Here’s a piece of dialogue from the film that I found online. It occurs as a voice-over during a crucial turning point in the story. I admire the dignity and humane quality of the monk characters, but I’m probably not evolved enough as a person to follow the path they chose. Christian is the leader of the Trappist community.
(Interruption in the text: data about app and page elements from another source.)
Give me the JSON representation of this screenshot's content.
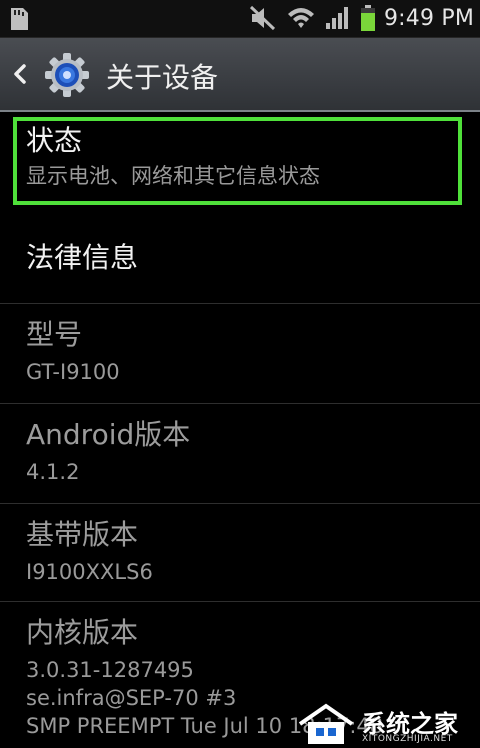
{
  "status_bar": {
    "time": "9:49 PM",
    "icons": [
      "sd-card-icon",
      "mute-icon",
      "wifi-icon",
      "signal-icon",
      "battery-icon"
    ]
  },
  "action_bar": {
    "title": "关于设备"
  },
  "items": [
    {
      "title": "状态",
      "subtitle": "显示电池、网络和其它信息状态"
    },
    {
      "title": "法律信息"
    },
    {
      "title": "型号",
      "subtitle": "GT-I9100"
    },
    {
      "title": "Android版本",
      "subtitle": "4.1.2"
    },
    {
      "title": "基带版本",
      "subtitle": "I9100XXLS6"
    },
    {
      "title": "内核版本",
      "subtitle_lines": [
        "3.0.31-1287495",
        "se.infra@SEP-70 #3",
        "SMP PREEMPT Tue Jul 10 18:17:48"
      ]
    }
  ],
  "watermark": {
    "text": "系统之家",
    "subtext": "XITONGZHIJIA.NET"
  },
  "colors": {
    "highlight": "#4fe03a",
    "background": "#000000",
    "battery": "#7ad63a"
  }
}
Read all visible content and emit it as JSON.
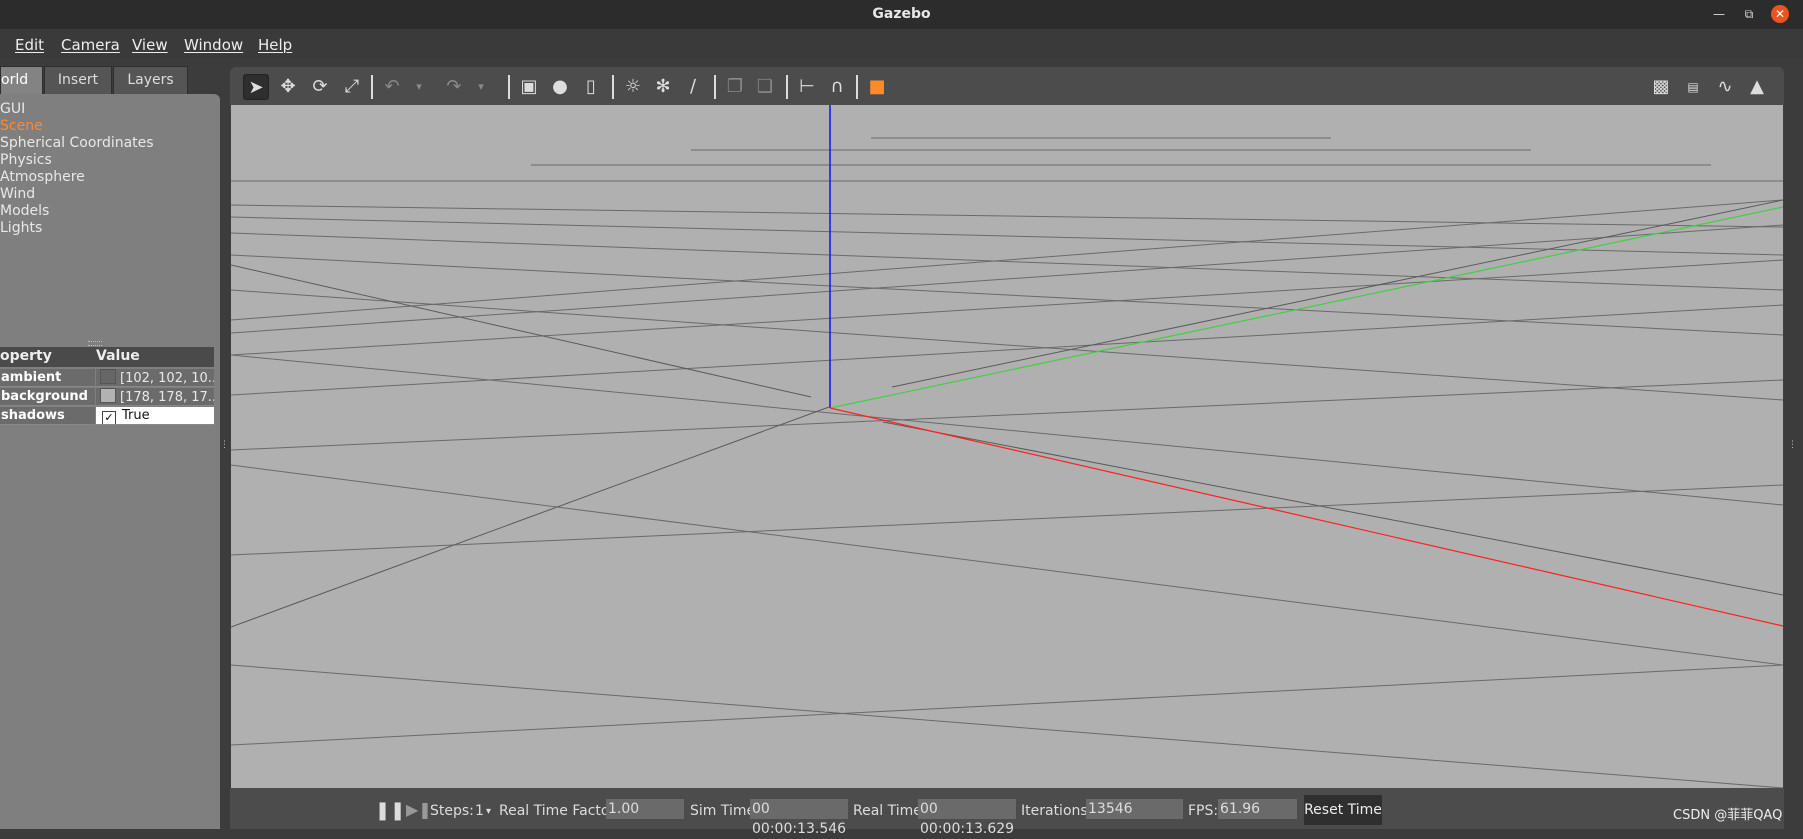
{
  "window": {
    "title": "Gazebo"
  },
  "menu": [
    "Edit",
    "Camera",
    "View",
    "Window",
    "Help"
  ],
  "tabs": [
    "orld",
    "Insert",
    "Layers"
  ],
  "tree": [
    "GUI",
    "Scene",
    "Spherical Coordinates",
    "Physics",
    "Atmosphere",
    "Wind",
    "Models",
    "Lights"
  ],
  "properties": {
    "header_property": "operty",
    "header_value": "Value",
    "rows": [
      {
        "name": "ambient",
        "value": "[102, 102, 10...",
        "swatch": "#666666"
      },
      {
        "name": "background",
        "value": "[178, 178, 17...",
        "swatch": "#b2b2b2"
      },
      {
        "name": "shadows",
        "value": "True",
        "checked": "✓"
      }
    ]
  },
  "toolbar": {
    "icons": [
      "select-mode",
      "translate-mode",
      "rotate-mode",
      "scale-mode",
      "undo",
      "undo-history",
      "redo",
      "redo-history",
      "box-shape",
      "sphere-shape",
      "cylinder-shape",
      "point-light",
      "spot-light",
      "directional-light",
      "copy",
      "paste",
      "align",
      "snap",
      "view-angle",
      "screenshot",
      "log",
      "plot",
      "record-video"
    ]
  },
  "bottom": {
    "steps_label": "Steps:",
    "steps_value": "1",
    "rtf_label": "Real Time Factor:",
    "rtf_value": "1.00",
    "sim_label": "Sim Time:",
    "sim_value": "00 00:00:13.546",
    "real_label": "Real Time:",
    "real_value": "00 00:00:13.629",
    "iter_label": "Iterations:",
    "iter_value": "13546",
    "fps_label": "FPS:",
    "fps_value": "61.96",
    "reset_label": "Reset Time"
  },
  "watermark": "CSDN @菲菲QAQ",
  "colors": {
    "viewport": "#b0b0b0",
    "x_axis": "#ff2020",
    "y_axis": "#40d040",
    "z_axis": "#1010ff",
    "selected": "#ff8a2b"
  }
}
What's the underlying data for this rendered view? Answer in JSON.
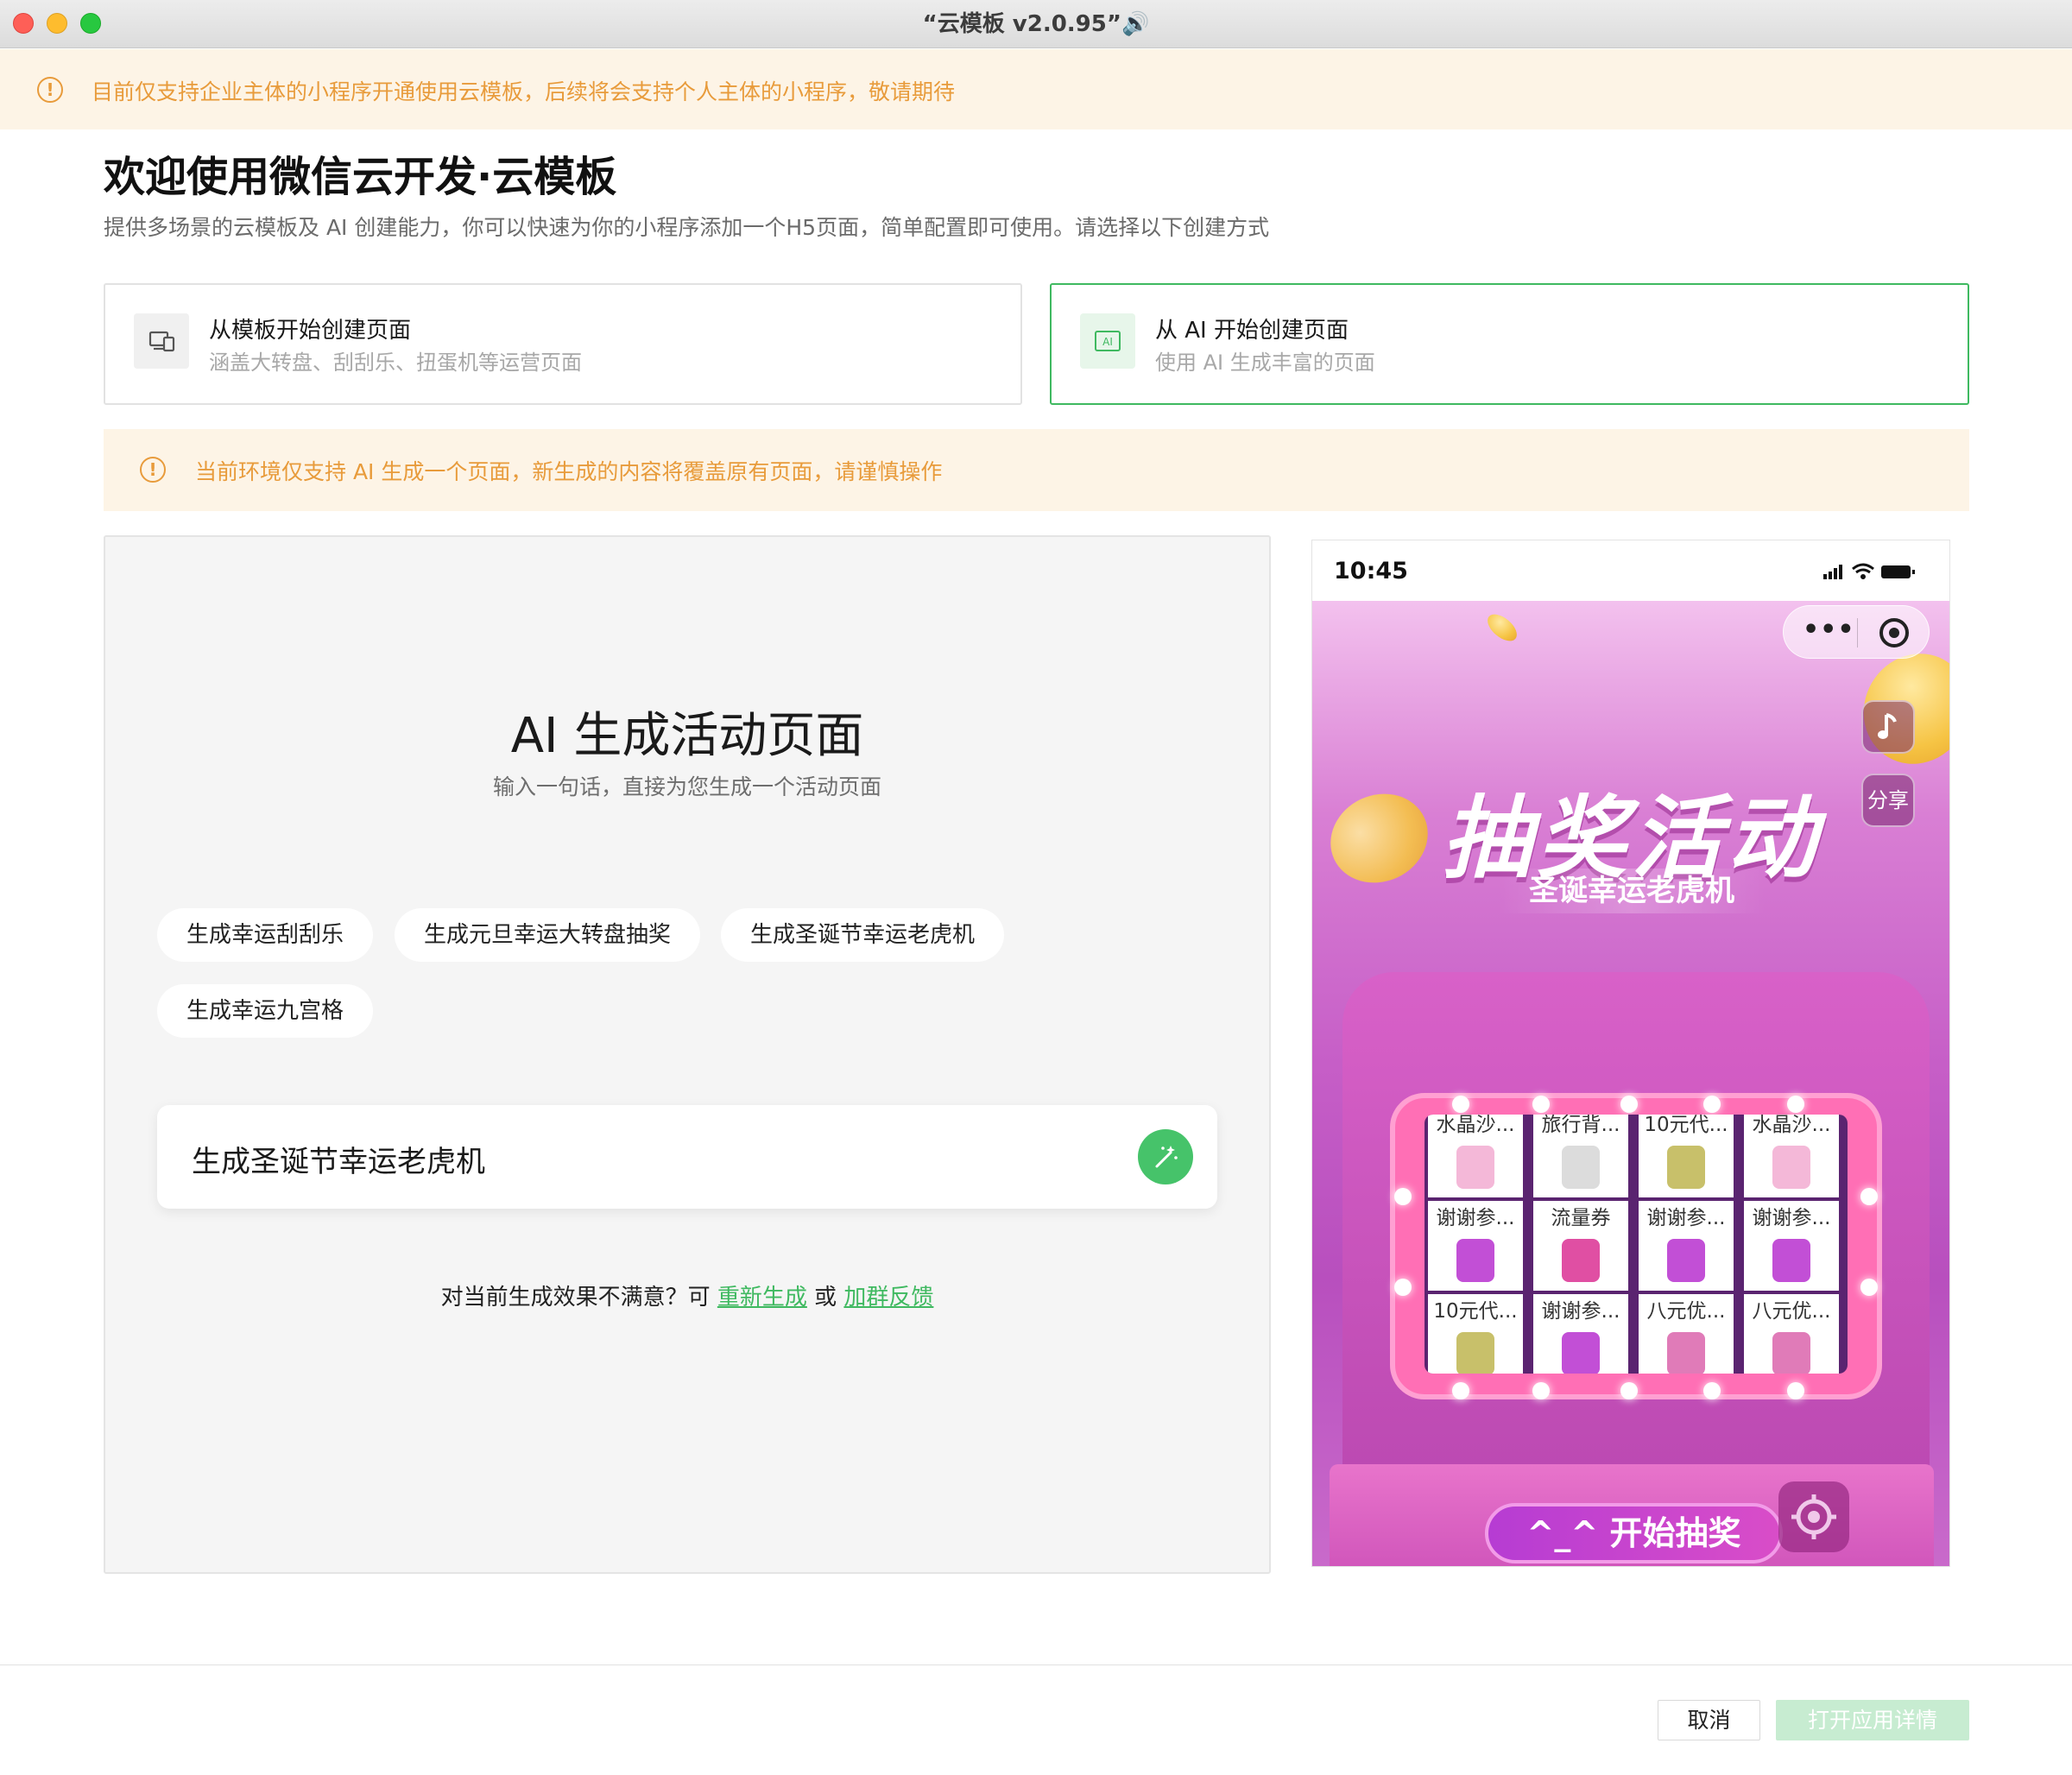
{
  "window": {
    "title": "“云模板 v2.0.95”🔊"
  },
  "top_notice": {
    "text": "目前仅支持企业主体的小程序开通使用云模板，后续将会支持个人主体的小程序，敬请期待"
  },
  "header": {
    "title": "欢迎使用微信云开发·云模板",
    "subtitle": "提供多场景的云模板及 AI 创建能力，你可以快速为你的小程序添加一个H5页面，简单配置即可使用。请选择以下创建方式"
  },
  "modes": [
    {
      "title": "从模板开始创建页面",
      "desc": "涵盖大转盘、刮刮乐、扭蛋机等运营页面",
      "icon": "devices-icon",
      "selected": false
    },
    {
      "title": "从 AI 开始创建页面",
      "desc": "使用 AI 生成丰富的页面",
      "icon": "ai-icon",
      "selected": true
    }
  ],
  "env_notice": {
    "text": "当前环境仅支持 AI 生成一个页面，新生成的内容将覆盖原有页面，请谨慎操作"
  },
  "ai_panel": {
    "title": "AI 生成活动页面",
    "subtitle": "输入一句话，直接为您生成一个活动页面",
    "suggestions": [
      "生成幸运刮刮乐",
      "生成元旦幸运大转盘抽奖",
      "生成圣诞节幸运老虎机",
      "生成幸运九宫格"
    ],
    "input_value": "生成圣诞节幸运老虎机",
    "feedback_prefix": "对当前生成效果不满意？可",
    "regenerate_link": "重新生成",
    "or_text": "或",
    "group_feedback_link": "加群反馈"
  },
  "preview": {
    "status_time": "10:45",
    "capsule_more": "•••",
    "share_label": "分享",
    "event_title": "抽奖活动",
    "event_subtitle": "圣诞幸运老虎机",
    "reel_rows": [
      [
        "水晶沙...",
        "旅行背...",
        "10元代...",
        "水晶沙..."
      ],
      [
        "谢谢参...",
        "流量券",
        "谢谢参...",
        "谢谢参..."
      ],
      [
        "10元代...",
        "谢谢参...",
        "八元优...",
        "八元优..."
      ]
    ],
    "start_button": "^_^  开始抽奖",
    "accent_color": "#c65ec7"
  },
  "footer": {
    "cancel": "取消",
    "open_details": "打开应用详情"
  },
  "colors": {
    "accent": "#3fb960",
    "warning": "#e89b3b"
  }
}
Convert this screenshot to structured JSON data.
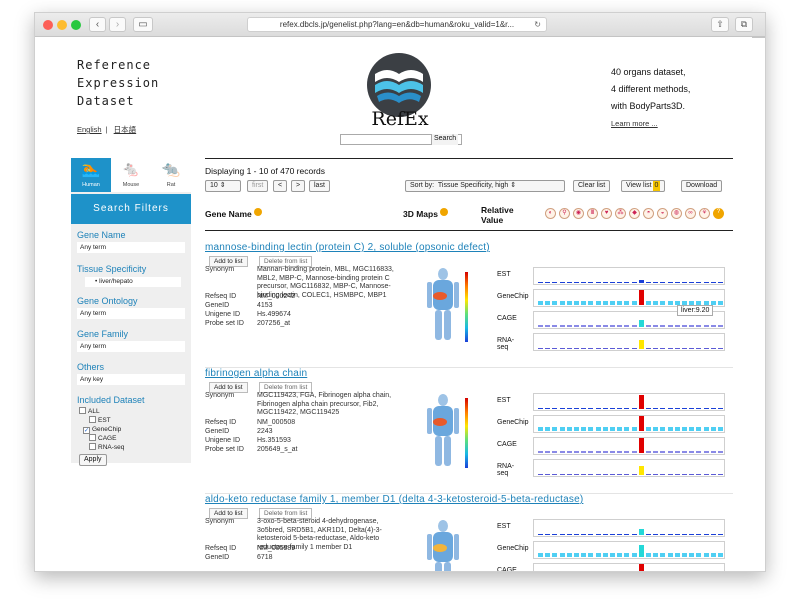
{
  "browser": {
    "url": "refex.dbcls.jp/genelist.php?lang=en&db=human&roku_valid=1&r...",
    "plus_icon": "plus-icon"
  },
  "header": {
    "title_lines": [
      "Reference",
      "Expression",
      "Dataset"
    ],
    "lang_english": "English",
    "lang_japanese": "日本語",
    "logo_text": "RefEx",
    "search_button": "Search",
    "info_lines": [
      "40 organs dataset,",
      "4 different methods,",
      "with BodyParts3D."
    ],
    "learn_more": "Learn more ..."
  },
  "sidebar": {
    "species": [
      {
        "label": "Human",
        "icon": "human-icon"
      },
      {
        "label": "Mouse",
        "icon": "mouse-icon"
      },
      {
        "label": "Rat",
        "icon": "rat-icon"
      }
    ],
    "filters_title": "Search Filters",
    "gene_name_label": "Gene Name",
    "gene_name_value": "Any term",
    "tissue_label": "Tissue Specificity",
    "tissue_value": "liver/hepato",
    "ontology_label": "Gene Ontology",
    "ontology_value": "Any term",
    "family_label": "Gene Family",
    "family_value": "Any term",
    "others_label": "Others",
    "others_value": "Any key",
    "dataset_label": "Included Dataset",
    "datasets": [
      {
        "label": "ALL",
        "checked": false
      },
      {
        "label": "EST",
        "checked": false
      },
      {
        "label": "GeneChip",
        "checked": true
      },
      {
        "label": "CAGE",
        "checked": false
      },
      {
        "label": "RNA-seq",
        "checked": false
      }
    ],
    "apply_label": "Apply"
  },
  "main": {
    "displaying": "Displaying 1 - 10 of 470 records",
    "per_page": "10",
    "first": "first",
    "prev": "<",
    "next": ">",
    "last": "last",
    "sort_label": "Sort by:",
    "sort_value": "Tissue Specificity, high",
    "clear_list": "Clear list",
    "view_list": "View list",
    "view_list_count": "0",
    "download": "Download",
    "col_gene_name": "Gene Name",
    "col_3d_maps": "3D Maps",
    "col_relative_value": "Relative\nValue",
    "organ_icons": [
      "brain-icon",
      "spinal-cord-icon",
      "eye-icon",
      "thyroid-icon",
      "heart-icon",
      "lung-icon",
      "liver-icon",
      "stomach-icon",
      "pancreas-icon",
      "kidney-icon",
      "intestine-icon",
      "muscle-icon",
      "help-icon"
    ],
    "add_label": "Add to list",
    "delete_label": "Delete from list",
    "meta_keys": [
      "Synonym",
      "Refseq ID",
      "GeneID",
      "Unigene ID",
      "Probe set ID"
    ],
    "track_names": [
      "EST",
      "GeneChip",
      "CAGE",
      "RNA-seq"
    ],
    "genes": [
      {
        "title": "mannose-binding lectin (protein C) 2, soluble (opsonic defect)",
        "synonym": "Mannan-binding protein, MBL, MGC116833, MBL2, MBP-C, Mannose-binding protein C precursor, MGC116832, MBP-C, Mannose-binding lectin, COLEC1, HSMBPC, MBP1",
        "refseq": "NM_000242",
        "geneid": "4153",
        "unigene": "Hs.499674",
        "probe": "207256_at",
        "tooltip": "liver:9.20"
      },
      {
        "title": "fibrinogen alpha chain",
        "synonym": "MGC119423, FGA, Fibrinogen alpha chain, Fibrinogen alpha chain precursor, Fib2, MGC119422, MGC119425",
        "refseq": "NM_000508",
        "geneid": "2243",
        "unigene": "Hs.351593",
        "probe": "205649_s_at"
      },
      {
        "title": "aldo-keto reductase family 1, member D1 (delta 4-3-ketosteroid-5-beta-reductase)",
        "synonym": "3-oxo-5-beta-steroid 4-dehydrogenase, 3o5bred, SRD5B1, AKR1D1, Delta(4)-3-ketosteroid 5-beta-reductase, Aldo-keto reductase family 1 member D1",
        "refseq": "NM_005989",
        "geneid": "6718"
      }
    ]
  }
}
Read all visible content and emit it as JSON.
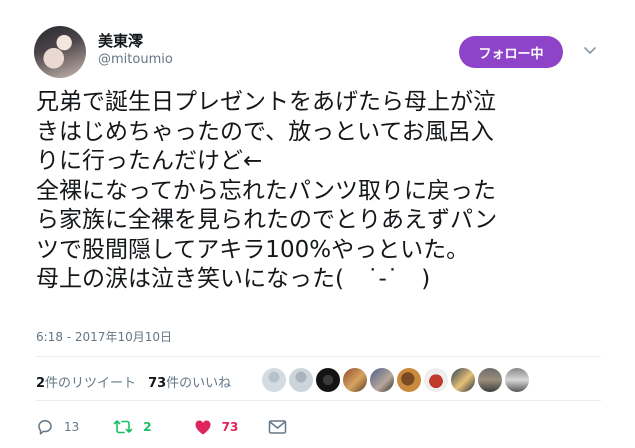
{
  "user": {
    "display_name": "美東澪",
    "screen_name": "@mitoumio",
    "follow_button": "フォロー中"
  },
  "tweet": {
    "lines": [
      "兄弟で誕生日プレゼントをあげたら母上が泣",
      "きはじめちゃったので、放っといてお風呂入",
      "りに行ったんだけど←",
      "全裸になってから忘れたパンツ取りに戻った",
      "ら家族に全裸を見られたのでとりあえずパン",
      "ツで股間隠してアキラ100%やっといた。",
      "母上の涙は泣き笑いになった(　˙-˙　)"
    ],
    "timestamp": "6:18 - 2017年10月10日"
  },
  "stats": {
    "retweet_count": "2",
    "retweet_label": "件のリツイート",
    "like_count": "73",
    "like_label": "件のいいね"
  },
  "actions": {
    "reply_count": "13",
    "retweet_count": "2",
    "like_count": "73"
  },
  "colors": {
    "follow_bg": "#8e44c9",
    "retweet": "#17bf63",
    "like": "#e0245e",
    "secondary_text": "#657786"
  }
}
Christian: [Voice-over] Should it ever befall me, and it could happen today, to be a victim of the terrorism swallowing up all foreigners here, I would like my community, my church, my family, to remember that my life was given to God and to his country. That the Unique Master of all life was no stranger to this brutal departure. And that my death is the same as so many other violent ones, consigned to the apathy of oblivion. I’ve lived enough to know, I am complicit in the evil that, alas, prevails over the world and the evil that will smite me blindly. I could never desire such a death. I could never feel gladdened that these people I love be accused randomly of my murder. I know the contempt felt for the people here, indiscriminately. And I know how Islam is distorted by a certain Islamism. This country, and Islam, for me are something different. They’re a body and a soul. My death, of course, will quickly vindicate those who call me naïve or idealistic, but they must know that I will be freed of a burning curiosity and, God willing, will immerse my gaze in the Father’s and contemplate with him his children of Islam as he sees them. This thank you which encompasses my entire life includes you, of course, friends of yesterday and today, and you too, friend of last minute, who knew not what you were doing. Yes, to you as well I address this thank you and this farewell which you envisaged. May we meet again, happy thieves in Paradise, if it pleases God the Father of us both. Amen. Insha’Allah.